TOKYO (Reuters) – Japanese workers’ real wages kept shrinking for a 20th month in November, data showed on Wednesday, raising fresh alarm for the sustainability of the country’s economic recovery as firms enter the period of annual pay negotiation with labour unions.

Japan’s wage trend draws an unusual amount of attention from financial markets worldwide since the Bank of Japan regards pay and inflation outlooks as the most important data in considering the dismantling of its negative interest rate policy.

Inflation-adjusted real wages, a key determinant of consumer purchasing power, fell 3.0% in November from a year earlier, faster than a 2.3% decrease in October, data from the labour ministry showed.

The consumer inflation rate the government uses to calculate real wages, which includes fresh food prices but excludes owner’s equivalent rent, decelerated to 3.3%, the lowest since July 2022, thanks to falling fuel costs and moderating food price hikes.

However, nominal pay grew a paltry 0.2% in November, the slowest in nearly two years, after a 1.5% increase in October.

The main culprit behind the weak pay growth was a 13.2% contraction in special payments, which gives an early glimpse into the winter bonuses companies paid to employees. But the indicator tends to be very volatile this time of year due to the small sample size collected during the year-end period.

“It’s too early, if not misleading, to judge the winter bonus trends from November’s special payments figure alone,” a labour ministry official said.

Regular or base salary in November rose by 1.2% year-on-year, almost the same as a revised 1.3% increase in the previous month. Overtime pay, an indicator of business activity strength, increased by 0.9% year-on-year, the first gain in three months.

Japanese businesses are entering the collective pay talks season known as “shunto”, which culminates in March. Last year, major firms struck a deal with unions that resulted in the largest pay rises – 3.58% – in three decades amid four-decade-high inflation.

For the 2024 shunto, the country’s biggest labour group Rengo has said it will ask for at least a 5% pay increase, including at least 3% base salary growth, to cushion the lasting blow from higher living costs.

Meanwhile, Tokyo’s consumer inflation, a leading indicator of nationwide price trends, showed a further slowdown on Tuesday, raising hopes for real wages to rebound eventually, which will provide supporting ground for the Bank of Japan’s monetary policy normalisation.

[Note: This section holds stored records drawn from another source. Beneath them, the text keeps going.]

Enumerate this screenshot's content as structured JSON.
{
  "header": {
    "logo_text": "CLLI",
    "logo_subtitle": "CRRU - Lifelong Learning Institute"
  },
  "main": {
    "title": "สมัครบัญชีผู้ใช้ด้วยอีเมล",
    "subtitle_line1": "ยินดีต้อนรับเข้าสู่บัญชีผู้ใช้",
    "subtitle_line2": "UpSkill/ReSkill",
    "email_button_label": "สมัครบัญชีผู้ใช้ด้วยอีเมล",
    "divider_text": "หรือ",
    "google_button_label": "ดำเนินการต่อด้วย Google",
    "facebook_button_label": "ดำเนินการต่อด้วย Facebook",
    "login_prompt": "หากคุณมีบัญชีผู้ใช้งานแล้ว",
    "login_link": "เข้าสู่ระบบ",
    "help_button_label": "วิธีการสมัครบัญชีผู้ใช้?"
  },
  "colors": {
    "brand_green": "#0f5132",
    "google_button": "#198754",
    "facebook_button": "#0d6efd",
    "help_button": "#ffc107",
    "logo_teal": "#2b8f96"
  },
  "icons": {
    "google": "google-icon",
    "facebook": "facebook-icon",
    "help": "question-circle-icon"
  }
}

The table below shows preliminary data for monthly incomes and number of workers in November:


Payments (amount) (yr/yr % change)

Total cash earnings 288,741 yen ($2,004) +0.2

-Monthly wage 272,379 yen +1.2

-Regular pay 252,591 yen +1.2

-Overtime pay 19,788 yen +0.9

-Special payments 16,362 yen -13.2


Number of workers (million) (yr/yr % change)

Overall 52.807 +2.0

-General employees 35.686 +1.5

-Part-time employees 17.121 +3.6


The labour ministry defines “workers” as 1) those employed for more than one month at a company that employs more than five people, or 2) those employed on a daily basis or had less than a one-month contract but had worked more than 18 days during the two months before the survey was conducted, at a company that employs more than five people.

To view the full tables, see the labour ministry’s website at:

($1 = 144.1000 yen)

(Reporting by Kantaro Komiya; Editing by Chizu Nomiyama)